(EXERCISE PROMPT) Give every line below again, exactly.

(MATERIAL SUPPLIED)
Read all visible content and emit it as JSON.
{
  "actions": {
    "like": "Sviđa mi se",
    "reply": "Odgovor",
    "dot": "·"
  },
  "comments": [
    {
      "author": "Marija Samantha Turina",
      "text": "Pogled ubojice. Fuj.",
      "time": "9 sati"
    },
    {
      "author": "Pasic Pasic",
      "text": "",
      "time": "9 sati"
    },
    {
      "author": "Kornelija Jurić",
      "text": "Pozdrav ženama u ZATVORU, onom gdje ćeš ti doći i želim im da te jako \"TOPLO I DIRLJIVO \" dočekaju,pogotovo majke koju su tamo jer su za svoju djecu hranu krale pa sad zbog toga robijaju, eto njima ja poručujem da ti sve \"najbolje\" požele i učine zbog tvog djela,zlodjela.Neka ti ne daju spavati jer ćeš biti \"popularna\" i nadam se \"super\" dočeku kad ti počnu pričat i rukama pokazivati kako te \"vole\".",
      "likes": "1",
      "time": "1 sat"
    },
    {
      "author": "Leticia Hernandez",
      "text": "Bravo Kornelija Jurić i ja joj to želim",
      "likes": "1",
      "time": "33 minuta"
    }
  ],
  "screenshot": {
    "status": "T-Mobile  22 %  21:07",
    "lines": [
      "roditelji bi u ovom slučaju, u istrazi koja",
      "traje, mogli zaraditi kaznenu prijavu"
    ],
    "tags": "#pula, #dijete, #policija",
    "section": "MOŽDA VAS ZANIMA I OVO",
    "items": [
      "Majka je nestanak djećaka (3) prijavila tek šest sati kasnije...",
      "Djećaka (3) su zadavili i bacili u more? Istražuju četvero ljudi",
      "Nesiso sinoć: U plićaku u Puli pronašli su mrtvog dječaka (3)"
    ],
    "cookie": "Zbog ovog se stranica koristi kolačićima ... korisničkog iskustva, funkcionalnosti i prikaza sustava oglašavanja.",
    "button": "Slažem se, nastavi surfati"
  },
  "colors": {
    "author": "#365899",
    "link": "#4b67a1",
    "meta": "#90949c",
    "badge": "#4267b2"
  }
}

(WRITTEN REPLY)
Read all visible content and emit it as JSON.
{
  "actions": {
    "like": "Sviđa mi se",
    "reply": "Odgovor",
    "dot": "·"
  },
  "comments": [
    {
      "author": "Marija Samantha Turina",
      "text": "Pogled ubojice. Fuj.",
      "time": "9 sati"
    },
    {
      "author": "Pasic Pasic",
      "text": "",
      "time": "9 sati"
    },
    {
      "author": "Kornelija Jurić",
      "text": "Pozdrav ženama u ZATVORU, onom gdje ćeš ti doći i želim im da te jako \"TOPLO I DIRLJIVO \" dočekaju,pogotovo majke koju su tamo jer su za svoju djecu hranu krale pa sad zbog toga robijaju, eto njima ja poručujem da ti sve \"najbolje\" požele i učine zbog tvog djela,zlodjela.Neka ti ne daju spavati jer ćeš biti \"popularna\" i nadam se \"super\" dočeku kad ti počnu pričat i rukama pokazivati kako te \"vole\".",
      "likes": "1",
      "time": "1 sat"
    },
    {
      "author": "Leticia Hernandez",
      "text": "Bravo Kornelija Jurić i ja joj to želim",
      "likes": "1",
      "time": "33 minuta"
    }
  ],
  "screenshot": {
    "status": "T-Mobile  22 %  21:07",
    "lines": [
      "roditelji bi u ovom slučaju, u istrazi koja",
      "traje, mogli zaraditi kaznenu prijavu"
    ],
    "tags": "#pula, #dijete, #policija",
    "section": "MOŽDA VAS ZANIMA I OVO",
    "items": [
      "Majka je nestanak djećaka (3) prijavila tek šest sati kasnije...",
      "Djećaka (3) su zadavili i bacili u more? Istražuju četvero ljudi",
      "Nesiso sinoć: U plićaku u Puli pronašli su mrtvog dječaka (3)"
    ],
    "cookie": "Zbog ovog se stranica koristi kolačićima ... korisničkog iskustva, funkcionalnosti i prikaza sustava oglašavanja.",
    "button": "Slažem se, nastavi surfati"
  },
  "colors": {
    "author": "#365899",
    "link": "#4b67a1",
    "meta": "#90949c",
    "badge": "#4267b2"
  }
}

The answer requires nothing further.